Amelia was 11 when she started watching skincare videos on TikTok. Beautiful teens and tweens (aged nine to 12) would educate their followers about skincare ‘hacks’ and tips. ‘I just thought it was normal as all her friends followed skincare videos by other teens and young girls — skincare is very fashionable among Amelia and her friends,’ says Claire.
Amelia with her mother Claire, who was horrified to learn that her daughter had easily had easily been able to buy the products she tried in a shop
Soon, Amelia was following more and more influencers, including one who posted about using retinols — the advice that landed her in hospital for four days last March.
Her mother mistakenly thought only over-18s could buy retinol — in fact, no such rules are in place and Amelia had easily bought the products she tried in a shop.
Claire says: ‘We saw a dermatologist a few weeks after leaving hospital who looked under the microscope and said that, although Amelia’s skin had superficially healed, it would take a long time for the deeper layers to heal.
‘She had done irreparable damage and would need factor 50 sunscreen on her face in the summer and winter for the foreseeable future. Her skin is also permanently more sensitive and irritable. We tried so many creams and every single one caused her pain and a flare-up, as a result of the damage.
‘Doctors had to prescribe her high-dose antihistamine tablets as she was reacting to anything that came into contact with her skin. She is still taking the anti-histamines to this day.’
Claire is speaking out now to warn other parents of the dangers. ‘Look out for what your kids are watching online, make sure they only have skincare that is designed for young skin and ensure they’re not pinching anything made for older skin,’ she warns.
‘As her mother, I take full responsibility for what she was viewing. But I do think it’s wrong that a cream containing retinol can be sold to children.
‘She can’t buy a Red Bull at her age but she can buy cream that will cause damage to her skin.

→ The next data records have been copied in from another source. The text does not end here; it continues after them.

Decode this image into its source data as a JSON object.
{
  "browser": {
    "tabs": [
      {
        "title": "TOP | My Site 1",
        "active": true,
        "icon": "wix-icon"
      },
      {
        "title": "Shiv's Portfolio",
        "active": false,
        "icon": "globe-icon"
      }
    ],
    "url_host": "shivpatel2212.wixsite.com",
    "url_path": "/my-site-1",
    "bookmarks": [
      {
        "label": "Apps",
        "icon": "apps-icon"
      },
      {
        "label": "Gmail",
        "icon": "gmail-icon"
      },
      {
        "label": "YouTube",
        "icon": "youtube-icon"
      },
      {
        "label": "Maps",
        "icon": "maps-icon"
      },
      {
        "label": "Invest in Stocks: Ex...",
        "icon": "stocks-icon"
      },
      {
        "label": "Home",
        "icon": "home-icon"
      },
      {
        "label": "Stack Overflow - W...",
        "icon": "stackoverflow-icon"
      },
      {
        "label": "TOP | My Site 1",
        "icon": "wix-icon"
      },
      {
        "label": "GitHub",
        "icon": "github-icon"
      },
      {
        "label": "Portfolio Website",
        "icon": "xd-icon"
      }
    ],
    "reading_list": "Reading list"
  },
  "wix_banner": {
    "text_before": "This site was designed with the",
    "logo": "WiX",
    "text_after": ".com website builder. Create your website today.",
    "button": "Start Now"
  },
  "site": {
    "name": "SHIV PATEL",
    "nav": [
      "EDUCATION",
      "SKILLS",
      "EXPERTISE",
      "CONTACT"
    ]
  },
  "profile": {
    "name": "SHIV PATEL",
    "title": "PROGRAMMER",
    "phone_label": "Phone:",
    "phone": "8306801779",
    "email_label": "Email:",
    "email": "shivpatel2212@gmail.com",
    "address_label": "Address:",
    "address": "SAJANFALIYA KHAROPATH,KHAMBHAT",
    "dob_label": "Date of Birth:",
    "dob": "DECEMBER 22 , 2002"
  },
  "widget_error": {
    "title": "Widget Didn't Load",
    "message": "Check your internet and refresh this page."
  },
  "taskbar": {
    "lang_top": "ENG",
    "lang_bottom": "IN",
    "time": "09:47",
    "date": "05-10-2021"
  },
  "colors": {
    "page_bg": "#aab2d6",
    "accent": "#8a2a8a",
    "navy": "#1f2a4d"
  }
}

‘The doctors were able to save Amelia’s skin and sight — it could so easily have gone the other way.’
Good Health asked TikTok for a comment but it did not give one.